My mom had a “silent” heart attack about two weeks ago – give or take. Her only symptoms were some shortness of breath and swelling of her lower legs. (Women don’t always have the classic “crushing chest pain radiating to the arm” signs of heart attack that men do.)
Since the EKG and stress test and enzyme test and cardiac catheterization show “myocardial infarction” – medicalese for heart attack with muscle damage – Mom’s going in tomorrow morning [Monday] for an angioplasty and stent insertion. I’m worried, but not as much as I could be. Mom has always lived a healthy lifestyle – no smoking, no heavy drinking, not overweight, excellent cholesterol, etc. The doc says she’s the healthiest cardiac patient he’s ever seen.
Of course, this is our mom, so she says she’s “just fine” but considering “Oh my!” is her standard phrase for anything worse than a severe laceration needing stitches but not quite reaching the level of amputation, “just fine” could be a tad misleading. 🙂
Also rating high on the “reasons I’m not a panicky mess” list: our local hospital might be in the middle of nowhere, but it’s one of the Solucient 100 Top Cardiovascular Hospitals. [pdf alert]
Currently we’re joking about her going in for a “Roto-Rootering” and urging other women to pay attention to those “nagging” signs of heart attack.
Here’s my PSA, from the National Heart, Lung, & Blood Institute:
Women account for nearly half of all heart attack deaths. Heart disease is the number one killer of both women and men.
There are differences in how women and men respond to a heart attack. Women are less likely than men to believe they’re having a heart attack and more likely to delay in seeking emergency treatment.

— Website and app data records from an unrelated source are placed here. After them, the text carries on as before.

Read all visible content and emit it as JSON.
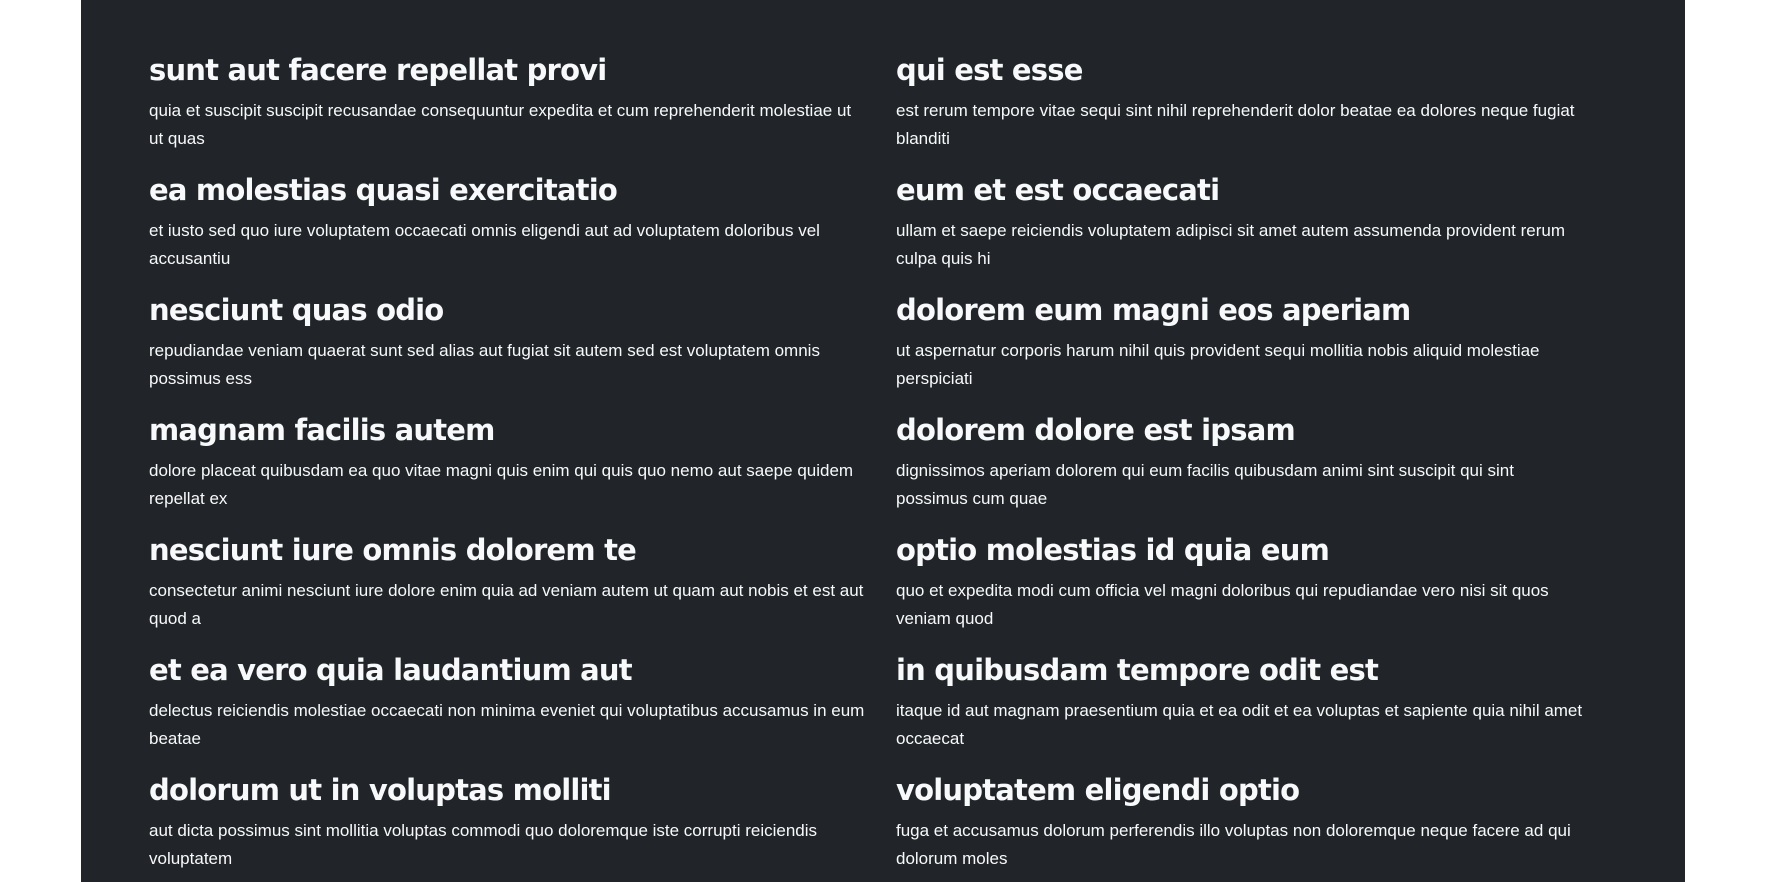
{
  "posts": [
    {
      "title": "sunt aut facere repellat provi",
      "body": "quia et suscipit suscipit recusandae consequuntur expedita et cum reprehenderit molestiae ut ut quas"
    },
    {
      "title": "qui est esse",
      "body": "est rerum tempore vitae sequi sint nihil reprehenderit dolor beatae ea dolores neque fugiat blanditi"
    },
    {
      "title": "ea molestias quasi exercitatio",
      "body": "et iusto sed quo iure voluptatem occaecati omnis eligendi aut ad voluptatem doloribus vel accusantiu"
    },
    {
      "title": "eum et est occaecati",
      "body": "ullam et saepe reiciendis voluptatem adipisci sit amet autem assumenda provident rerum culpa quis hi"
    },
    {
      "title": "nesciunt quas odio",
      "body": "repudiandae veniam quaerat sunt sed alias aut fugiat sit autem sed est voluptatem omnis possimus ess"
    },
    {
      "title": "dolorem eum magni eos aperiam",
      "body": "ut aspernatur corporis harum nihil quis provident sequi mollitia nobis aliquid molestiae perspiciati"
    },
    {
      "title": "magnam facilis autem",
      "body": "dolore placeat quibusdam ea quo vitae magni quis enim qui quis quo nemo aut saepe quidem repellat ex"
    },
    {
      "title": "dolorem dolore est ipsam",
      "body": "dignissimos aperiam dolorem qui eum facilis quibusdam animi sint suscipit qui sint possimus cum quae"
    },
    {
      "title": "nesciunt iure omnis dolorem te",
      "body": "consectetur animi nesciunt iure dolore enim quia ad veniam autem ut quam aut nobis et est aut quod a"
    },
    {
      "title": "optio molestias id quia eum",
      "body": "quo et expedita modi cum officia vel magni doloribus qui repudiandae vero nisi sit quos veniam quod"
    },
    {
      "title": "et ea vero quia laudantium aut",
      "body": "delectus reiciendis molestiae occaecati non minima eveniet qui voluptatibus accusamus in eum beatae"
    },
    {
      "title": "in quibusdam tempore odit est",
      "body": "itaque id aut magnam praesentium quia et ea odit et ea voluptas et sapiente quia nihil amet occaecat"
    },
    {
      "title": "dolorum ut in voluptas molliti",
      "body": "aut dicta possimus sint mollitia voluptas commodi quo doloremque iste corrupti reiciendis voluptatem"
    },
    {
      "title": "voluptatem eligendi optio",
      "body": "fuga et accusamus dolorum perferendis illo voluptas non doloremque neque facere ad qui dolorum moles"
    }
  ],
  "theme": {
    "page_background": "#ffffff",
    "panel_background": "#212529",
    "text_color": "#f8f9fa"
  }
}
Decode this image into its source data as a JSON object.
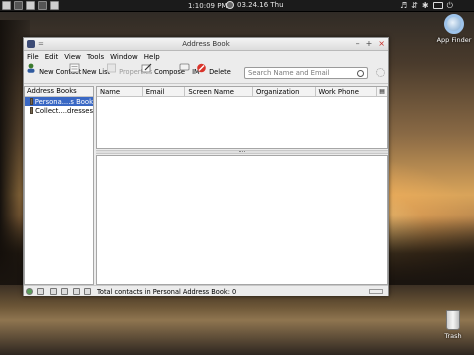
{
  "top_panel": {
    "clock": "1:10:09 PM",
    "date": "03.24.16 Thu"
  },
  "desktop": {
    "app_finder_label": "App Finder",
    "trash_label": "Trash"
  },
  "window": {
    "title": "Address Book",
    "title_small": "=",
    "buttons": {
      "minimize": "–",
      "maximize": "+",
      "close": "×"
    }
  },
  "menu": {
    "file": "File",
    "edit": "Edit",
    "view": "View",
    "tools": "Tools",
    "window": "Window",
    "help": "Help"
  },
  "toolbar": {
    "new_contact": "New Contact",
    "new_list": "New List",
    "properties": "Properties",
    "compose": "Compose",
    "im": "IM",
    "delete": "Delete",
    "search_placeholder": "Search Name and Email"
  },
  "address_books": {
    "header": "Address Books",
    "items": [
      {
        "label": "Persona....s Book",
        "selected": true
      },
      {
        "label": "Collect....dresses",
        "selected": false
      }
    ]
  },
  "contact_list": {
    "columns": [
      "Name",
      "Email",
      "Screen Name",
      "Organization",
      "Work Phone"
    ]
  },
  "status": {
    "text": "Total contacts in Personal Address Book: 0"
  },
  "colors": {
    "selection": "#3a68c4",
    "close_button": "#c8302b",
    "delete_icon": "#d9342b"
  }
}
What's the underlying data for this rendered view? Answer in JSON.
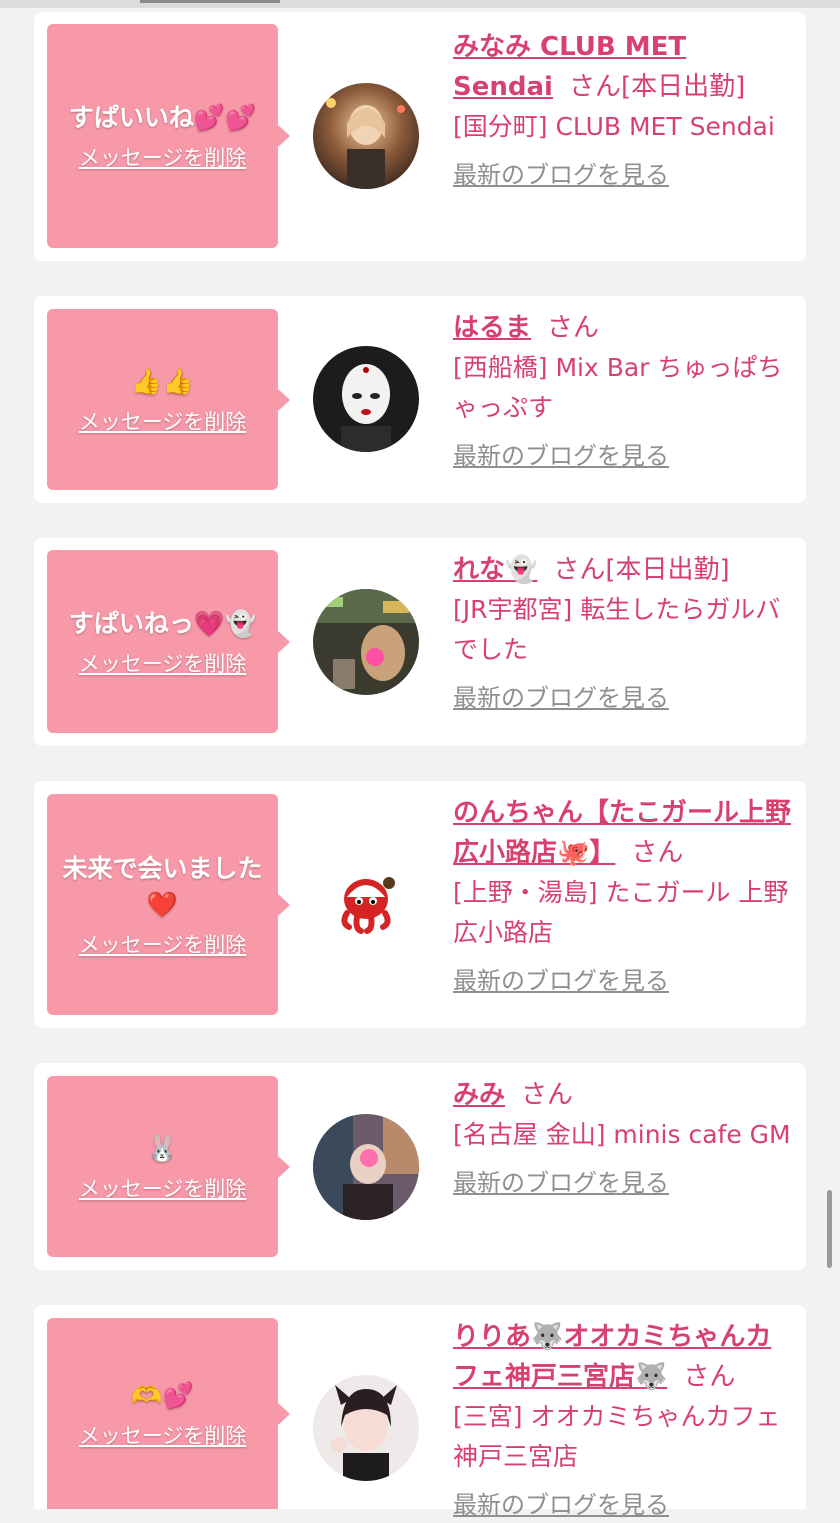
{
  "cards": [
    {
      "message": "すぱいいね💕💕",
      "delete_label": "メッセージを削除",
      "name": "みなみ CLUB MET Sendai",
      "san": "さん",
      "status": "[本日出勤]",
      "shop": "[国分町] CLUB MET Sendai",
      "blog_label": "最新のブログを見る"
    },
    {
      "message": "👍👍",
      "delete_label": "メッセージを削除",
      "name": "はるま",
      "san": "さん",
      "status": "",
      "shop": "[西船橋] Mix Bar ちゅっぱちゃっぷす",
      "blog_label": "最新のブログを見る"
    },
    {
      "message": "すぱいねっ💗👻",
      "delete_label": "メッセージを削除",
      "name": "れな👻",
      "san": "さん",
      "status": "[本日出勤]",
      "shop": "[JR宇都宮] 転生したらガルバでした",
      "blog_label": "最新のブログを見る"
    },
    {
      "message": "未来で会いました❤️",
      "delete_label": "メッセージを削除",
      "name": "のんちゃん【たこガール上野広小路店🐙】",
      "san": "さん",
      "status": "",
      "shop": "[上野・湯島] たこガール 上野広小路店",
      "blog_label": "最新のブログを見る"
    },
    {
      "message": "🐰",
      "delete_label": "メッセージを削除",
      "name": "みみ",
      "san": "さん",
      "status": "",
      "shop": "[名古屋 金山] minis cafe GM",
      "blog_label": "最新のブログを見る"
    },
    {
      "message": "🫶💕",
      "delete_label": "メッセージを削除",
      "name": "りりあ🐺オオカミちゃんカフェ神戸三宮店🐺",
      "san": "さん",
      "status": "",
      "shop": "[三宮] オオカミちゃんカフェ神戸三宮店",
      "blog_label": "最新のブログを見る"
    }
  ],
  "colors": {
    "accent": "#d8416f",
    "message_bg": "#f899a9",
    "page_bg": "#f2f2f2"
  }
}
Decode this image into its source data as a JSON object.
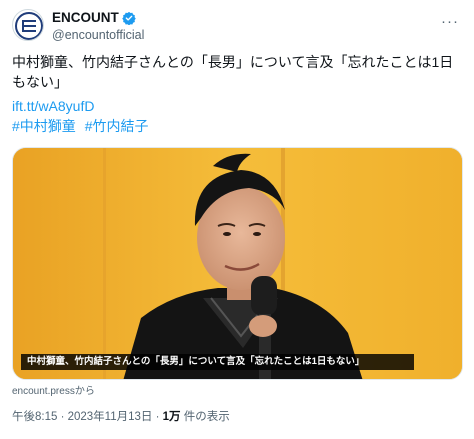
{
  "account": {
    "display_name": "ENCOUNT",
    "handle": "@encountofficial",
    "avatar_icon": "encount-logo-icon",
    "verified_icon": "verified-badge-icon",
    "verified_color": "#1d9bf0"
  },
  "more_icon_label": "···",
  "tweet": {
    "text": "中村獅童、竹内結子さんとの「長男」について言及「忘れたことは1日もない」",
    "link": "ift.tt/wA8yufD",
    "hashtags": [
      "#中村獅童",
      "#竹内結子"
    ],
    "media_caption": "中村獅童、竹内結子さんとの「長男」について言及「忘れたことは1日もない」",
    "source": "encount.pressから"
  },
  "meta": {
    "timestamp": "午後8:15 · 2023年11月13日",
    "separator": " · ",
    "views_count": "1万",
    "views_label": " 件の表示"
  },
  "colors": {
    "link": "#1d9bf0",
    "secondary_text": "#536471",
    "background_gold": "#f3b530"
  }
}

If you have: overwhelming fatigue, sudden shortness of breath, and swelling of your lower legs/ankles, nausea/vomiting with or without chest pain – please call 911 or contact your doctor immediately! [ For more information.]
I’ll be out for most of the day tomorrow, but thanks in advance!